**Task to carry out:**
Every line that holds the word "Object" needs to be copied from the data below.

======== Available data ========

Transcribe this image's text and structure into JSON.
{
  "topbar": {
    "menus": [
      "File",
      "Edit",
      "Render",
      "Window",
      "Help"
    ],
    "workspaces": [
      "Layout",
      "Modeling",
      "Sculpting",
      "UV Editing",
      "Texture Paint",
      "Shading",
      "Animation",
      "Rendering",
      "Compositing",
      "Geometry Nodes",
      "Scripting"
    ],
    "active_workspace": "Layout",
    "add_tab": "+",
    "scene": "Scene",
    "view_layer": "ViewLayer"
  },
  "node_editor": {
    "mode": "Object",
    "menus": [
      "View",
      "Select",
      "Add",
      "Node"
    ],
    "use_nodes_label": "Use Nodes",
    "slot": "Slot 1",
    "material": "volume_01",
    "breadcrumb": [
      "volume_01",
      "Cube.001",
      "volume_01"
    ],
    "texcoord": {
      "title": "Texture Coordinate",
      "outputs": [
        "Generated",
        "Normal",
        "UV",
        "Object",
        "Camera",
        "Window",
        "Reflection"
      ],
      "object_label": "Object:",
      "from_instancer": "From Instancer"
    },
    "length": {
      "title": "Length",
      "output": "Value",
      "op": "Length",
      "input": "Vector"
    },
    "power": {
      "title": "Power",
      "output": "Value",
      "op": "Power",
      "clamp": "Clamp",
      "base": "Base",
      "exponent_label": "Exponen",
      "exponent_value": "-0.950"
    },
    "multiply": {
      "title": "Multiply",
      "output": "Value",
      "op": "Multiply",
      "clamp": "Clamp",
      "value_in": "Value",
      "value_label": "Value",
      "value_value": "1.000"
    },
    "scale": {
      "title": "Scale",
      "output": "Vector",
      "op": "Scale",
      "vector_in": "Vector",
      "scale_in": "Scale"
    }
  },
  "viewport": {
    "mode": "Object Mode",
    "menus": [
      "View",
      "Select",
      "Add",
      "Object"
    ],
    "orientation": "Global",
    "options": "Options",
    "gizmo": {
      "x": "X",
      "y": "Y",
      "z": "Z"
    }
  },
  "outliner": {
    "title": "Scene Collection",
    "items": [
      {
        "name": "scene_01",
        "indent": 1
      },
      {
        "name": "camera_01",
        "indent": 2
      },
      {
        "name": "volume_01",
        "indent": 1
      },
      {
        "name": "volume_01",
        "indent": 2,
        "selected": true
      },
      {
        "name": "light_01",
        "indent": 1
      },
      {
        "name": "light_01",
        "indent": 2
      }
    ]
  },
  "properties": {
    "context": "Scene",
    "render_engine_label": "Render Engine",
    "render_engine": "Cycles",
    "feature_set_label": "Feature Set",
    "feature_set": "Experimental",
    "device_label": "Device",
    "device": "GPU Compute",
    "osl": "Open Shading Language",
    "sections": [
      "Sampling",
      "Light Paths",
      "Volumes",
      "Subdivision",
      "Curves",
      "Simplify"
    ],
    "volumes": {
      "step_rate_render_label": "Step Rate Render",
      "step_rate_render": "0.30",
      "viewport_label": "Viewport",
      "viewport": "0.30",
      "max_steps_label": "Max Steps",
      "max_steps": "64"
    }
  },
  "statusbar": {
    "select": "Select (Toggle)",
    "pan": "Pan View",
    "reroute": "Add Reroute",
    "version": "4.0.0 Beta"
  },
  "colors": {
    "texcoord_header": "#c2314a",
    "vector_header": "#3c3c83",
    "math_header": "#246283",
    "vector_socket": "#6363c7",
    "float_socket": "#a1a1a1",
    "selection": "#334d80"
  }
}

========

**Your solution:**
    "mode": "Object",
        "Object",
      "object_label": "Object:",
    "mode": "Object Mode",
      "Object"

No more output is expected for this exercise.